What I’ve learned
By Scott Levin, Regional Director, Anti-Defamation League
Respect. Over the past year I have learned how important it is for us to have respect for one another, our country and its institutions. We are not going to always agree with one another nor should we, but when we are guided by the color of a person’s skin, their religion, their sexual orientation, their gender or the place of their birth, it can only serve to divide us and cause us to lose faith in the institutions that have served to make this country so great.
I am privileged to be the Director of Anti-Defamation League’s Mountain States Region. ADL’s mission for over 100 years has been to not only stop anti-Semitism, but also “to secure justice and fair treatment to all.” This dual mission has served us well as it recognizes that the best way for any one of us to live in a fair and just society is to ensure that everyone has that same opportunity.
We’re not a melting pot.
In my position, I’ve learned that in order to have respect for one another we have to recognize that our country is made up of people with many differences. I have learned America is not a “melting pot” where everyone aspires to be the same, nor should it ever be. We are a country made up of people with diverse backgrounds and beliefs. It is that diversity that adds value to our society, just as a painter knows that it is the use of different colors of paints that adds beauty to a painting, which would be lost if the paints were blended together. Our lives are so much more interesting because we have backgrounds and interests different from our neighbors, classmates and co-workers.
Disrespectful leaders encourage disrespect among citizens.
Over the past year we have seen all too many examples of a lack of respect, let alone even a tolerance, for our diversity. For example, being a black male should not qualify you to be racially profiled, incarcerated or shot; your religion should not bar you from entry to a country founded on religious freedom and no one religious point of view should be used to deny services to someone simply because they are not heterosexual; women should be recognized as equals without being demeaned or objectified, even by so-called “locker room talk;” and simply because you are of Mexican heritage does not mean that your ability to comply with the law or honor the oath of your office should be questioned.
The coarse language of our national discourse over the past year has demonstrated our lack of respect for one another.

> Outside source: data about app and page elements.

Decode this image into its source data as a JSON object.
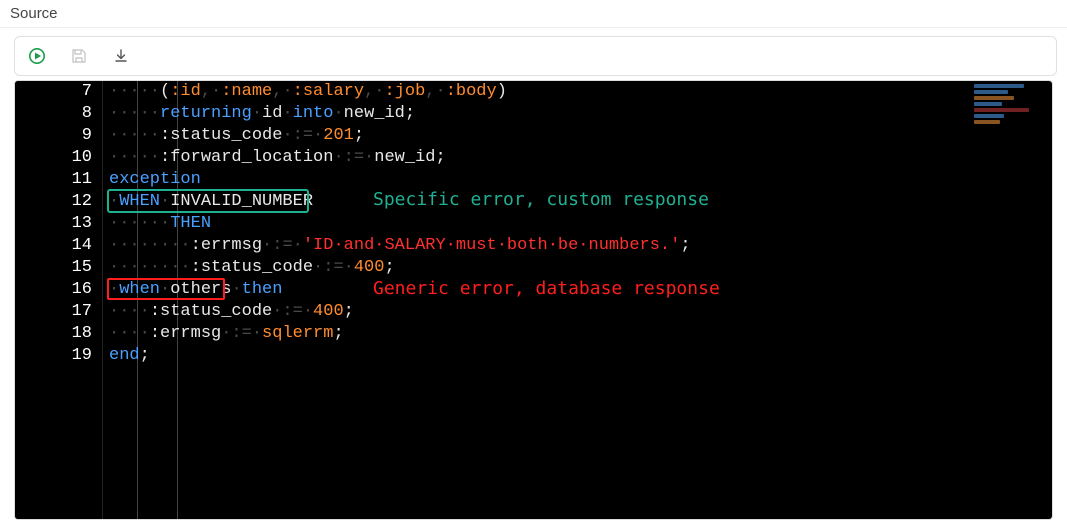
{
  "panel": {
    "title": "Source"
  },
  "toolbar": {
    "run_title": "Run",
    "save_title": "Save",
    "download_title": "Download"
  },
  "gutter": [
    "7",
    "8",
    "9",
    "10",
    "11",
    "12",
    "13",
    "14",
    "15",
    "16",
    "17",
    "18",
    "19"
  ],
  "code": {
    "r7": {
      "open": "(",
      "c1": ":id",
      "sep": ",·",
      "c2": ":name",
      "c3": ":salary",
      "c4": ":job",
      "c5": ":body",
      "close": ")"
    },
    "r8": {
      "kw1": "returning",
      "id1": "id",
      "kw2": "into",
      "id2": "new_id",
      "semi": ";"
    },
    "r9": {
      "lhs": ":status_code",
      "asg": "·:=·",
      "val": "201",
      "semi": ";"
    },
    "r10": {
      "lhs": ":forward_location",
      "asg": "·:=·",
      "val": "new_id",
      "semi": ";"
    },
    "r11": {
      "kw": "exception"
    },
    "r12": {
      "kw1": "WHEN",
      "sp": "·",
      "id": "INVALID_NUMBER"
    },
    "r13": {
      "kw": "THEN"
    },
    "r14": {
      "lhs": ":errmsg",
      "asg": "·:=·",
      "str": "'ID·and·SALARY·must·both·be·numbers.'",
      "semi": ";"
    },
    "r15": {
      "lhs": ":status_code",
      "asg": "·:=·",
      "val": "400",
      "semi": ";"
    },
    "r16": {
      "kw1": "when",
      "sp": "·",
      "id": "others",
      "sp2": "·",
      "kw2": "then"
    },
    "r17": {
      "lhs": ":status_code",
      "asg": "·:=·",
      "val": "400",
      "semi": ";"
    },
    "r18": {
      "lhs": ":errmsg",
      "asg": "·:=·",
      "val": "sqlerrm",
      "semi": ";"
    },
    "r19": {
      "kw": "end",
      "semi": ";"
    }
  },
  "annotations": {
    "specific": "Specific error, custom response",
    "generic": "Generic error, database response"
  }
}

Language we thought was no longer acceptable in polite society has again become part of our nightly news programs as the language of our political leaders has worked its way into our culture from the workplace to the schoolyard. When air time is regularly devoted to those that demean or degrade others, it is easy to see why people of all ages are seemingly given permission to express the worst about one another.
Over the past year, at ADL, we have received an increased number of reports of anti-Semitic acts, claims of discrimination and hateful actions of all kinds. We recently released a report demonstrating how hateful rhetoric has infiltrated on-line communities. ADL found there were over 2.6 million anti-Semitic tweets during the past year on Twitter alone, with nearly 20,000 directed at journalists.
Standing up for one another makes a difference.
We live in a country made great by our liberal concept of free speech. Unlike in other countries of the world, the United States does not outlaw ugly speech or even hate speech. Our forefathers understood the best way to overcome our worst speech is with “good” speech. To promote a culture of respect, we must overwhelm the hateful rhetoric with positive speech. When others resort to name-calling, bullying, stereotypes and prejudice, we must speak out as allies to those that are the targets of such reprehensible conduct. That is why the ADL, a non-partisan organization whose mission for over 100 years has been “to stop the defamation of the Jewish people and to secure justice and fair treatment to all,” has learned from the experiences suffered by the Jewish people to speak out when Mexicans are stereotyped as rapists, the LGBT community is denied equality, restrictions are proposed for Muslims and when candidates for public office do not give a full-throated rejection to their white supremacist supporters.
But this is not a responsibility limited to organizations like ADL. We each have the responsibility to stand up for one another and to be an ally when we see or hear disrespect. When it is not interrupted, it is only encouraged to become even more hateful. We can all work to interrupt egregious behavior. Say something, write a letter to the editor, do not reward ugly rhetoric by sharing it. Because the internet seems to be the cauldron of so much disrespect and hate, ADL has developed the ADL Cyber-Safety Action Guide, which provides information about the policies of most major internet providers like Facebook, Twitter, You Tube, Microsoft, Google and others, and provides easy links to report abusive conduct. Use it!
Our country is comprised of people with different backgrounds and beliefs. I have learned that it is only through our respect for those differences that our country and its institutions can realize its full potential.
After a nearly 30-year career as a successful trial attorney in Denver, Scott Levin retired from the active practice of law in 2010 to become the Director of the Mountain States Region of the Anti-Defamation League.
Denverite invites thoughtful people to submit op-eds about Denver. In the What I’ve Learned series, we’ve already heard from an experienced costume maker, an Uber driver and the owner of a cat cafe. Want to write about something you’ve learned? Email us at firstname.lastname@example.org.